The Act requires the Government Accountability Office (GAO) to conduct a study to "determine whether it is necessary, in order to strengthen the safety and soundness of institutions or the stability of the financial system, to eliminate [certain of] the exceptions under Section 2 of the [BHCA]."23 The Act lists six exceptions that the GAO should study, including the exceptions for industrial banks, credit card banks and trust banks.24 For these three types of institutions and two other institutions excepted from the definition of bank,25 the study shall:
- identify the types and number of institutions
- generally describe the size and geographic locations of such institutions
- determine the extent to which the institutions are held by holding companies that are commercial firms
- determine whether such institutions have any affiliates that are commercial firms
- identify the federal banking agency responsible for the supervision of such institutions on and after July 22, 2010 (if necessary, the Secretary of the Treasury could make this a later date)
- determine the adequacy of the federal bank regulatory framework applicable to these institutions, including any restrictions that apply to transactions between an institution, the holding company of the institution, and any other affiliate of the institution, and
- evaluate the potential consequences of subjecting such institutions to the requirements of the BHCA, including with respect to the availability and allocation of credit, the stability of the financial system and the economy, the safe and sound operation of each category of institution, and the impact on the types of activities in which such institutions, and the holding companies of such institutions, may engage.26

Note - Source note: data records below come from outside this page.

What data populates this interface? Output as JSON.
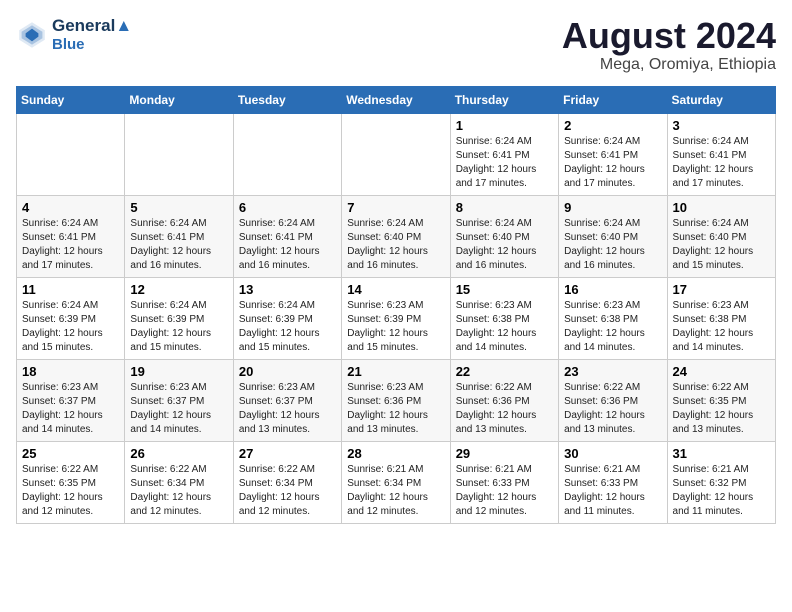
{
  "header": {
    "logo_line1": "General",
    "logo_line2": "Blue",
    "title": "August 2024",
    "subtitle": "Mega, Oromiya, Ethiopia"
  },
  "weekdays": [
    "Sunday",
    "Monday",
    "Tuesday",
    "Wednesday",
    "Thursday",
    "Friday",
    "Saturday"
  ],
  "weeks": [
    [
      {
        "day": "",
        "sunrise": "",
        "sunset": "",
        "daylight": ""
      },
      {
        "day": "",
        "sunrise": "",
        "sunset": "",
        "daylight": ""
      },
      {
        "day": "",
        "sunrise": "",
        "sunset": "",
        "daylight": ""
      },
      {
        "day": "",
        "sunrise": "",
        "sunset": "",
        "daylight": ""
      },
      {
        "day": "1",
        "sunrise": "Sunrise: 6:24 AM",
        "sunset": "Sunset: 6:41 PM",
        "daylight": "Daylight: 12 hours and 17 minutes."
      },
      {
        "day": "2",
        "sunrise": "Sunrise: 6:24 AM",
        "sunset": "Sunset: 6:41 PM",
        "daylight": "Daylight: 12 hours and 17 minutes."
      },
      {
        "day": "3",
        "sunrise": "Sunrise: 6:24 AM",
        "sunset": "Sunset: 6:41 PM",
        "daylight": "Daylight: 12 hours and 17 minutes."
      }
    ],
    [
      {
        "day": "4",
        "sunrise": "Sunrise: 6:24 AM",
        "sunset": "Sunset: 6:41 PM",
        "daylight": "Daylight: 12 hours and 17 minutes."
      },
      {
        "day": "5",
        "sunrise": "Sunrise: 6:24 AM",
        "sunset": "Sunset: 6:41 PM",
        "daylight": "Daylight: 12 hours and 16 minutes."
      },
      {
        "day": "6",
        "sunrise": "Sunrise: 6:24 AM",
        "sunset": "Sunset: 6:41 PM",
        "daylight": "Daylight: 12 hours and 16 minutes."
      },
      {
        "day": "7",
        "sunrise": "Sunrise: 6:24 AM",
        "sunset": "Sunset: 6:40 PM",
        "daylight": "Daylight: 12 hours and 16 minutes."
      },
      {
        "day": "8",
        "sunrise": "Sunrise: 6:24 AM",
        "sunset": "Sunset: 6:40 PM",
        "daylight": "Daylight: 12 hours and 16 minutes."
      },
      {
        "day": "9",
        "sunrise": "Sunrise: 6:24 AM",
        "sunset": "Sunset: 6:40 PM",
        "daylight": "Daylight: 12 hours and 16 minutes."
      },
      {
        "day": "10",
        "sunrise": "Sunrise: 6:24 AM",
        "sunset": "Sunset: 6:40 PM",
        "daylight": "Daylight: 12 hours and 15 minutes."
      }
    ],
    [
      {
        "day": "11",
        "sunrise": "Sunrise: 6:24 AM",
        "sunset": "Sunset: 6:39 PM",
        "daylight": "Daylight: 12 hours and 15 minutes."
      },
      {
        "day": "12",
        "sunrise": "Sunrise: 6:24 AM",
        "sunset": "Sunset: 6:39 PM",
        "daylight": "Daylight: 12 hours and 15 minutes."
      },
      {
        "day": "13",
        "sunrise": "Sunrise: 6:24 AM",
        "sunset": "Sunset: 6:39 PM",
        "daylight": "Daylight: 12 hours and 15 minutes."
      },
      {
        "day": "14",
        "sunrise": "Sunrise: 6:23 AM",
        "sunset": "Sunset: 6:39 PM",
        "daylight": "Daylight: 12 hours and 15 minutes."
      },
      {
        "day": "15",
        "sunrise": "Sunrise: 6:23 AM",
        "sunset": "Sunset: 6:38 PM",
        "daylight": "Daylight: 12 hours and 14 minutes."
      },
      {
        "day": "16",
        "sunrise": "Sunrise: 6:23 AM",
        "sunset": "Sunset: 6:38 PM",
        "daylight": "Daylight: 12 hours and 14 minutes."
      },
      {
        "day": "17",
        "sunrise": "Sunrise: 6:23 AM",
        "sunset": "Sunset: 6:38 PM",
        "daylight": "Daylight: 12 hours and 14 minutes."
      }
    ],
    [
      {
        "day": "18",
        "sunrise": "Sunrise: 6:23 AM",
        "sunset": "Sunset: 6:37 PM",
        "daylight": "Daylight: 12 hours and 14 minutes."
      },
      {
        "day": "19",
        "sunrise": "Sunrise: 6:23 AM",
        "sunset": "Sunset: 6:37 PM",
        "daylight": "Daylight: 12 hours and 14 minutes."
      },
      {
        "day": "20",
        "sunrise": "Sunrise: 6:23 AM",
        "sunset": "Sunset: 6:37 PM",
        "daylight": "Daylight: 12 hours and 13 minutes."
      },
      {
        "day": "21",
        "sunrise": "Sunrise: 6:23 AM",
        "sunset": "Sunset: 6:36 PM",
        "daylight": "Daylight: 12 hours and 13 minutes."
      },
      {
        "day": "22",
        "sunrise": "Sunrise: 6:22 AM",
        "sunset": "Sunset: 6:36 PM",
        "daylight": "Daylight: 12 hours and 13 minutes."
      },
      {
        "day": "23",
        "sunrise": "Sunrise: 6:22 AM",
        "sunset": "Sunset: 6:36 PM",
        "daylight": "Daylight: 12 hours and 13 minutes."
      },
      {
        "day": "24",
        "sunrise": "Sunrise: 6:22 AM",
        "sunset": "Sunset: 6:35 PM",
        "daylight": "Daylight: 12 hours and 13 minutes."
      }
    ],
    [
      {
        "day": "25",
        "sunrise": "Sunrise: 6:22 AM",
        "sunset": "Sunset: 6:35 PM",
        "daylight": "Daylight: 12 hours and 12 minutes."
      },
      {
        "day": "26",
        "sunrise": "Sunrise: 6:22 AM",
        "sunset": "Sunset: 6:34 PM",
        "daylight": "Daylight: 12 hours and 12 minutes."
      },
      {
        "day": "27",
        "sunrise": "Sunrise: 6:22 AM",
        "sunset": "Sunset: 6:34 PM",
        "daylight": "Daylight: 12 hours and 12 minutes."
      },
      {
        "day": "28",
        "sunrise": "Sunrise: 6:21 AM",
        "sunset": "Sunset: 6:34 PM",
        "daylight": "Daylight: 12 hours and 12 minutes."
      },
      {
        "day": "29",
        "sunrise": "Sunrise: 6:21 AM",
        "sunset": "Sunset: 6:33 PM",
        "daylight": "Daylight: 12 hours and 12 minutes."
      },
      {
        "day": "30",
        "sunrise": "Sunrise: 6:21 AM",
        "sunset": "Sunset: 6:33 PM",
        "daylight": "Daylight: 12 hours and 11 minutes."
      },
      {
        "day": "31",
        "sunrise": "Sunrise: 6:21 AM",
        "sunset": "Sunset: 6:32 PM",
        "daylight": "Daylight: 12 hours and 11 minutes."
      }
    ]
  ]
}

The Act requires the study about the sixth type of institution, federal savings associations or federal savings banks, to determine the adequacy of the federal bank regulatory framework applicable to such institutions and to evaluate the potential consequences of subjecting such institutions to the requirements of the BHCA.27 Not later than 18 months after the date of enactment of the Act, the GAO shall submit the report to the Committee on Banking, Housing, and Urban Affairs of the Senate and the Committee on Financial Services of the House of Representatives.28
Credit Card Bank Small Business Loans

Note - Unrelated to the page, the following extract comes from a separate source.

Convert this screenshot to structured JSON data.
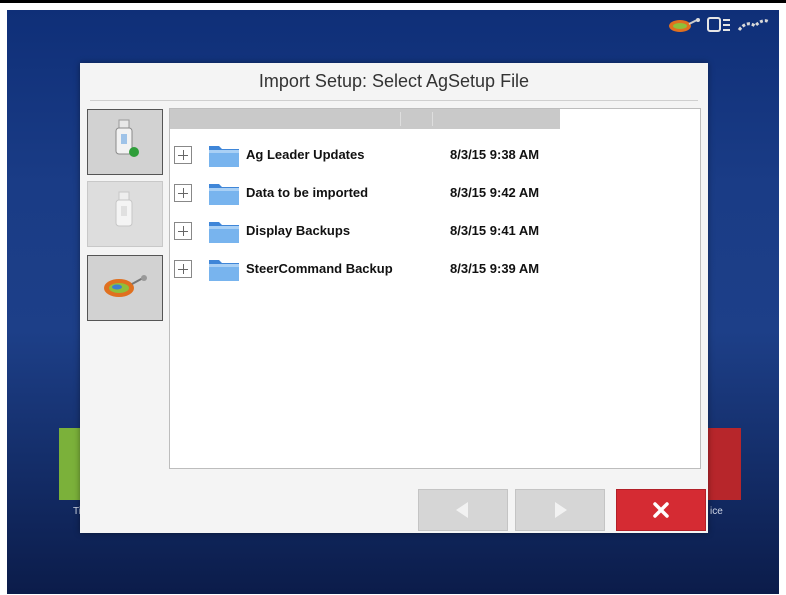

The Act permits credit card banks to make credit card loans to small businesses without endangering their exclusion from the definition of bank under the BHCA.29 Currently, a credit card bank is excluded from the definition of bank under the BHCA only if it does not engage in making commercial loans.30 The Act amends the BHCA by adding a provision that allows credit card banks to make credit card loans to businesses that meet the criteria for a small business concern to be eligible for business loans under regulations established by the Small Business Administration.31 This will allow credit card companies to make credit card loans to small businesses and still maintain their exemption from the definition of bank.
Although the Dodd-Frank Act does not bring industrial banks, credit card banks and trust banks within the definition of "bank" under the BHCA, it nonetheless subjects such institutions and their parents to a number of regulatory requirements. The Act places a three-year moratorium on the ability of such institutions to obtain insurance from the FDIC and experience a change of control except under certain circumstances. The Act also requires the commercial firm parents of such institutions to serve as a source of financial strength should the subsidiary experience financial distress. Finally, the Act subjects industrial banks, credit card banks and their parents to the Volcker Rule, which restricts their ability to engage in proprietary trading and to sponsor or invest in private equity or hedge funds. In addition to these regulatory requirements, the Act also requires the GAO to conduct studies that could ultimately bring about even more regulatory requirements and restrictions for industrial banks, credit card banks and trust banks.